▸ WHAT IS NEEDED: Exact reproduction of the listing is required. Pictures are not reproduced.

(SUPPLIED ENTRIES)

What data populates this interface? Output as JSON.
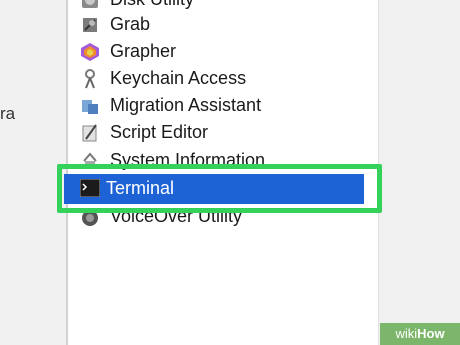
{
  "left_pane": {
    "fragment": "ra"
  },
  "apps": [
    {
      "label": "Disk Utility",
      "icon": "disk-utility-icon"
    },
    {
      "label": "Grab",
      "icon": "grab-icon"
    },
    {
      "label": "Grapher",
      "icon": "grapher-icon"
    },
    {
      "label": "Keychain Access",
      "icon": "keychain-icon"
    },
    {
      "label": "Migration Assistant",
      "icon": "migration-icon"
    },
    {
      "label": "Script Editor",
      "icon": "script-editor-icon"
    },
    {
      "label": "System Information",
      "icon": "system-info-icon"
    },
    {
      "label": "Terminal",
      "icon": "terminal-icon",
      "selected": true
    },
    {
      "label": "VoiceOver Utility",
      "icon": "voiceover-icon"
    }
  ],
  "colors": {
    "selection": "#1e63d6",
    "highlight": "#34d15b"
  },
  "watermark": {
    "prefix": "wiki",
    "suffix": "How"
  }
}
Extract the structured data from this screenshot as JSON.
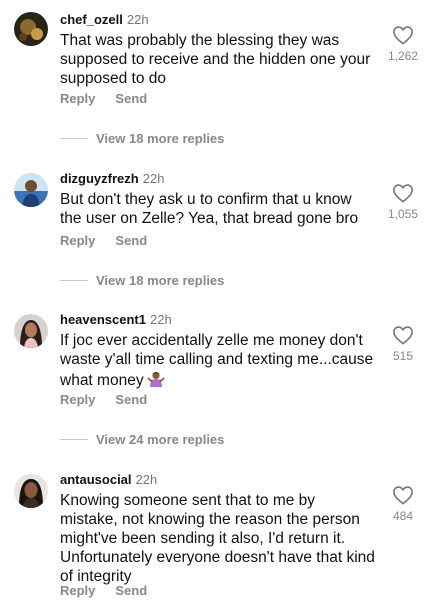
{
  "comments": [
    {
      "username": "chef_ozell",
      "time": "22h",
      "text": "That was probably the blessing they was supposed to receive and the hidden one your supposed to do",
      "likes": "1,262",
      "reply_label": "Reply",
      "send_label": "Send",
      "view_replies": "View 18 more replies",
      "avatar_icon": "dark-food-photo-avatar"
    },
    {
      "username": "dizguyzfrezh",
      "time": "22h",
      "text": "But don't they ask u to confirm that u know the user on Zelle? Yea, that bread gone bro",
      "likes": "1,055",
      "reply_label": "Reply",
      "send_label": "Send",
      "view_replies": "View 18 more replies",
      "avatar_icon": "blue-figure-avatar"
    },
    {
      "username": "heavenscent1",
      "time": "22h",
      "text": "If joc ever accidentally zelle me money don't waste y'all time calling and texting me...cause what money",
      "emoji": "person-shrugging-emoji",
      "likes": "515",
      "reply_label": "Reply",
      "send_label": "Send",
      "view_replies": "View 24 more replies",
      "avatar_icon": "woman-portrait-avatar"
    },
    {
      "username": "antausocial",
      "time": "22h",
      "text": "Knowing someone sent that to me by mistake, not knowing the reason the person might've been sending it also, I'd return it. Unfortunately everyone doesn't have that kind of integrity",
      "likes": "484",
      "reply_label": "Reply",
      "send_label": "Send",
      "avatar_icon": "woman-dark-hair-avatar"
    }
  ]
}
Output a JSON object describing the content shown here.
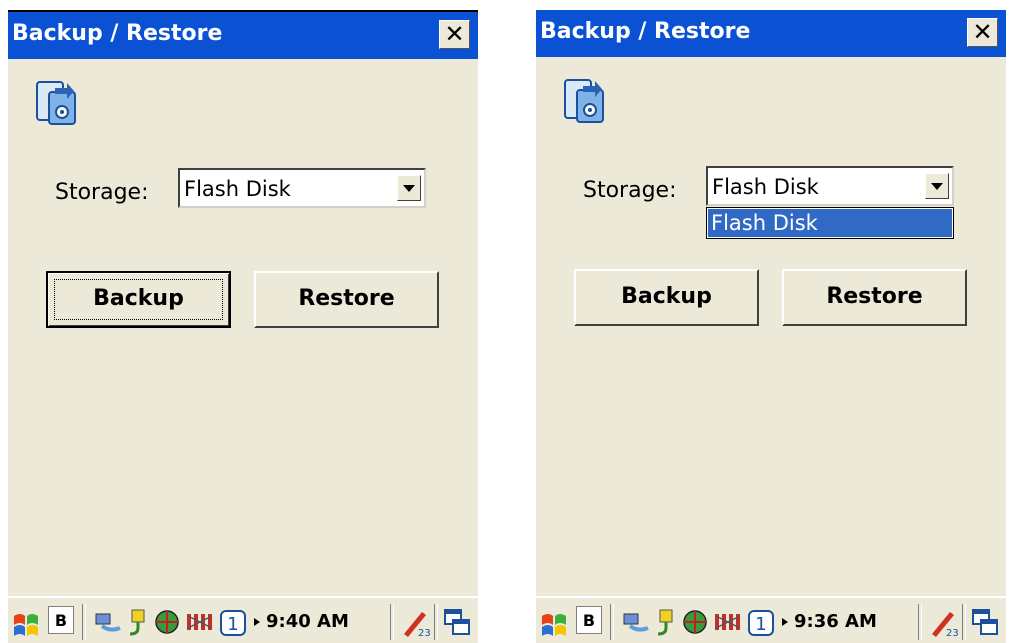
{
  "screens": [
    {
      "title": "Backup / Restore",
      "close_glyph": "✕",
      "app_icon": "backup-device-icon",
      "storage_label": "Storage:",
      "storage_value": "Flash Disk",
      "dropdown_open": false,
      "backup_label": "Backup",
      "restore_label": "Restore",
      "focused_button": "backup",
      "taskbar": {
        "input_indicator": "B",
        "clock": "9:40 AM",
        "icons": [
          "windows-start-icon",
          "network-icon",
          "power-plug-icon",
          "globe-icon",
          "signal-bars-icon",
          "number-one-icon",
          "expand-arrow-icon",
          "input-panel-icon",
          "desktop-switch-icon"
        ]
      }
    },
    {
      "title": "Backup / Restore",
      "close_glyph": "✕",
      "app_icon": "backup-device-icon",
      "storage_label": "Storage:",
      "storage_value": "Flash Disk",
      "dropdown_open": true,
      "dropdown_options": [
        "Flash Disk"
      ],
      "backup_label": "Backup",
      "restore_label": "Restore",
      "focused_button": "",
      "taskbar": {
        "input_indicator": "B",
        "clock": "9:36 AM",
        "icons": [
          "windows-start-icon",
          "network-icon",
          "power-plug-icon",
          "globe-icon",
          "signal-bars-icon",
          "number-one-icon",
          "expand-arrow-icon",
          "input-panel-icon",
          "desktop-switch-icon"
        ]
      }
    }
  ],
  "colors": {
    "titlebar": "#0a51d4",
    "window_bg": "#ece9d8",
    "selection": "#316ac5"
  }
}
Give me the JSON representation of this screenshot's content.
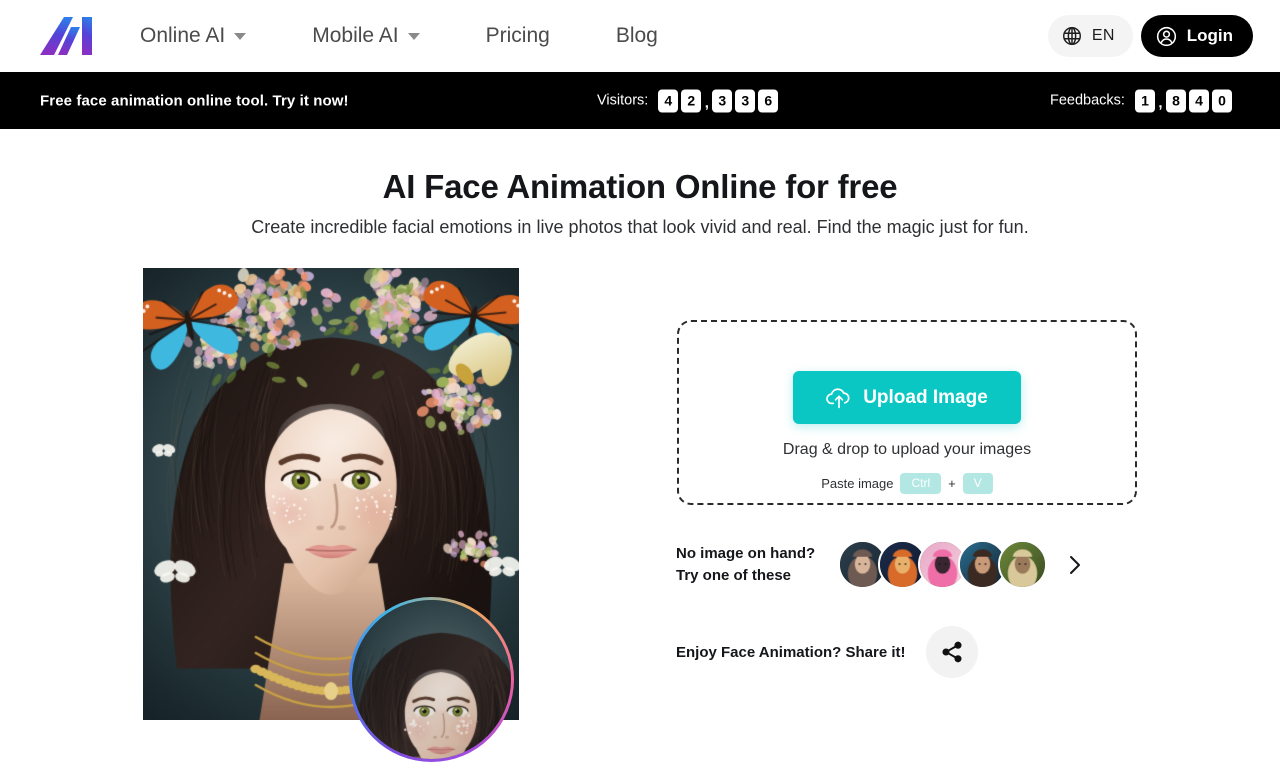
{
  "header": {
    "logo_alt": "AI",
    "nav": [
      {
        "label": "Online AI",
        "has_dropdown": true
      },
      {
        "label": "Mobile AI",
        "has_dropdown": true
      },
      {
        "label": "Pricing",
        "has_dropdown": false
      },
      {
        "label": "Blog",
        "has_dropdown": false
      }
    ],
    "language": {
      "icon": "globe-icon",
      "label": "EN"
    },
    "login": {
      "icon": "user-circle-icon",
      "label": "Login"
    }
  },
  "banner": {
    "promo": "Free face animation online tool. Try it now!",
    "visitors_label": "Visitors:",
    "visitors_digits": [
      "4",
      "2",
      ",",
      "3",
      "3",
      "6"
    ],
    "feedbacks_label": "Feedbacks:",
    "feedbacks_digits": [
      "1",
      ",",
      "8",
      "4",
      "0"
    ]
  },
  "hero": {
    "title": "AI Face Animation Online for free",
    "subtitle": "Create incredible facial emotions in live photos that look vivid and real. Find the magic just for fun.",
    "preview_alt": "Portrait of a woman with butterflies and flowers in her hair",
    "inset_alt": "Animated face preview close-up"
  },
  "upload": {
    "button_label": "Upload Image",
    "button_icon": "cloud-upload-icon",
    "drag_text": "Drag & drop to upload your images",
    "paste_label": "Paste image",
    "key_ctrl": "Ctrl",
    "key_plus": "+",
    "key_v": "V"
  },
  "samples": {
    "line1": "No image on hand?",
    "line2": "Try one of these",
    "items": [
      {
        "alt": "Sample portrait 1"
      },
      {
        "alt": "Sample portrait 2"
      },
      {
        "alt": "Sample portrait 3"
      },
      {
        "alt": "Sample portrait 4"
      },
      {
        "alt": "Sample portrait 5"
      }
    ],
    "next_icon": "chevron-right-icon"
  },
  "share": {
    "label": "Enjoy Face Animation? Share it!",
    "icon": "share-icon"
  },
  "colors": {
    "accent_teal": "#0ac7c4",
    "key_chip": "#b3e7e4",
    "banner_bg": "#000000",
    "text_dark": "#14161a",
    "nav_text": "#4b4b4b"
  }
}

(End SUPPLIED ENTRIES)

▸ RESULT:
What data populates this interface? Output as JSON.
{
  "left_pane": {
    "fragment": "ra"
  },
  "apps": [
    {
      "label": "Disk Utility",
      "icon": "disk-utility-icon"
    },
    {
      "label": "Grab",
      "icon": "grab-icon"
    },
    {
      "label": "Grapher",
      "icon": "grapher-icon"
    },
    {
      "label": "Keychain Access",
      "icon": "keychain-icon"
    },
    {
      "label": "Migration Assistant",
      "icon": "migration-icon"
    },
    {
      "label": "Script Editor",
      "icon": "script-editor-icon"
    },
    {
      "label": "System Information",
      "icon": "system-info-icon"
    },
    {
      "label": "Terminal",
      "icon": "terminal-icon",
      "selected": true
    },
    {
      "label": "VoiceOver Utility",
      "icon": "voiceover-icon"
    }
  ],
  "colors": {
    "selection": "#1e63d6",
    "highlight": "#34d15b"
  },
  "watermark": {
    "prefix": "wiki",
    "suffix": "How"
  }
}
Extract the structured data from this screenshot as JSON.
{
  "comments": [
    {
      "username": "chef_ozell",
      "time": "22h",
      "text": "That was probably the blessing they was supposed to receive and the hidden one your supposed to do",
      "likes": "1,262",
      "reply_label": "Reply",
      "send_label": "Send",
      "view_replies": "View 18 more replies",
      "avatar_icon": "dark-food-photo-avatar"
    },
    {
      "username": "dizguyzfrezh",
      "time": "22h",
      "text": "But don't they ask u to confirm that u know the user on Zelle? Yea, that bread gone bro",
      "likes": "1,055",
      "reply_label": "Reply",
      "send_label": "Send",
      "view_replies": "View 18 more replies",
      "avatar_icon": "blue-figure-avatar"
    },
    {
      "username": "heavenscent1",
      "time": "22h",
      "text": "If joc ever accidentally zelle me money don't waste y'all time calling and texting me...cause what money",
      "emoji": "person-shrugging-emoji",
      "likes": "515",
      "reply_label": "Reply",
      "send_label": "Send",
      "view_replies": "View 24 more replies",
      "avatar_icon": "woman-portrait-avatar"
    },
    {
      "username": "antausocial",
      "time": "22h",
      "text": "Knowing someone sent that to me by mistake, not knowing the reason the person might've been sending it also, I'd return it. Unfortunately everyone doesn't have that kind of integrity",
      "likes": "484",
      "reply_label": "Reply",
      "send_label": "Send",
      "avatar_icon": "woman-dark-hair-avatar"
    }
  ]
}
Output a JSON object describing the content shown here.
{
  "screens": [
    {
      "title": "Backup / Restore",
      "close_glyph": "✕",
      "app_icon": "backup-device-icon",
      "storage_label": "Storage:",
      "storage_value": "Flash Disk",
      "dropdown_open": false,
      "backup_label": "Backup",
      "restore_label": "Restore",
      "focused_button": "backup",
      "taskbar": {
        "input_indicator": "B",
        "clock": "9:40 AM",
        "icons": [
          "windows-start-icon",
          "network-icon",
          "power-plug-icon",
          "globe-icon",
          "signal-bars-icon",
          "number-one-icon",
          "expand-arrow-icon",
          "input-panel-icon",
          "desktop-switch-icon"
        ]
      }
    },
    {
      "title": "Backup / Restore",
      "close_glyph": "✕",
      "app_icon": "backup-device-icon",
      "storage_label": "Storage:",
      "storage_value": "Flash Disk",
      "dropdown_open": true,
      "dropdown_options": [
        "Flash Disk"
      ],
      "backup_label": "Backup",
      "restore_label": "Restore",
      "focused_button": "",
      "taskbar": {
        "input_indicator": "B",
        "clock": "9:36 AM",
        "icons": [
          "windows-start-icon",
          "network-icon",
          "power-plug-icon",
          "globe-icon",
          "signal-bars-icon",
          "number-one-icon",
          "expand-arrow-icon",
          "input-panel-icon",
          "desktop-switch-icon"
        ]
      }
    }
  ],
  "colors": {
    "titlebar": "#0a51d4",
    "window_bg": "#ece9d8",
    "selection": "#316ac5"
  }
}
Give me the JSON representation of this screenshot's content.
{
  "header": {
    "logo_alt": "AI",
    "nav": [
      {
        "label": "Online AI",
        "has_dropdown": true
      },
      {
        "label": "Mobile AI",
        "has_dropdown": true
      },
      {
        "label": "Pricing",
        "has_dropdown": false
      },
      {
        "label": "Blog",
        "has_dropdown": false
      }
    ],
    "language": {
      "icon": "globe-icon",
      "label": "EN"
    },
    "login": {
      "icon": "user-circle-icon",
      "label": "Login"
    }
  },
  "banner": {
    "promo": "Free face animation online tool. Try it now!",
    "visitors_label": "Visitors:",
    "visitors_digits": [
      "4",
      "2",
      ",",
      "3",
      "3",
      "6"
    ],
    "feedbacks_label": "Feedbacks:",
    "feedbacks_digits": [
      "1",
      ",",
      "8",
      "4",
      "0"
    ]
  },
  "hero": {
    "title": "AI Face Animation Online for free",
    "subtitle": "Create incredible facial emotions in live photos that look vivid and real. Find the magic just for fun.",
    "preview_alt": "Portrait of a woman with butterflies and flowers in her hair",
    "inset_alt": "Animated face preview close-up"
  },
  "upload": {
    "button_label": "Upload Image",
    "button_icon": "cloud-upload-icon",
    "drag_text": "Drag & drop to upload your images",
    "paste_label": "Paste image",
    "key_ctrl": "Ctrl",
    "key_plus": "+",
    "key_v": "V"
  },
  "samples": {
    "line1": "No image on hand?",
    "line2": "Try one of these",
    "items": [
      {
        "alt": "Sample portrait 1"
      },
      {
        "alt": "Sample portrait 2"
      },
      {
        "alt": "Sample portrait 3"
      },
      {
        "alt": "Sample portrait 4"
      },
      {
        "alt": "Sample portrait 5"
      }
    ],
    "next_icon": "chevron-right-icon"
  },
  "share": {
    "label": "Enjoy Face Animation? Share it!",
    "icon": "share-icon"
  },
  "colors": {
    "accent_teal": "#0ac7c4",
    "key_chip": "#b3e7e4",
    "banner_bg": "#000000",
    "text_dark": "#14161a",
    "nav_text": "#4b4b4b"
  }
}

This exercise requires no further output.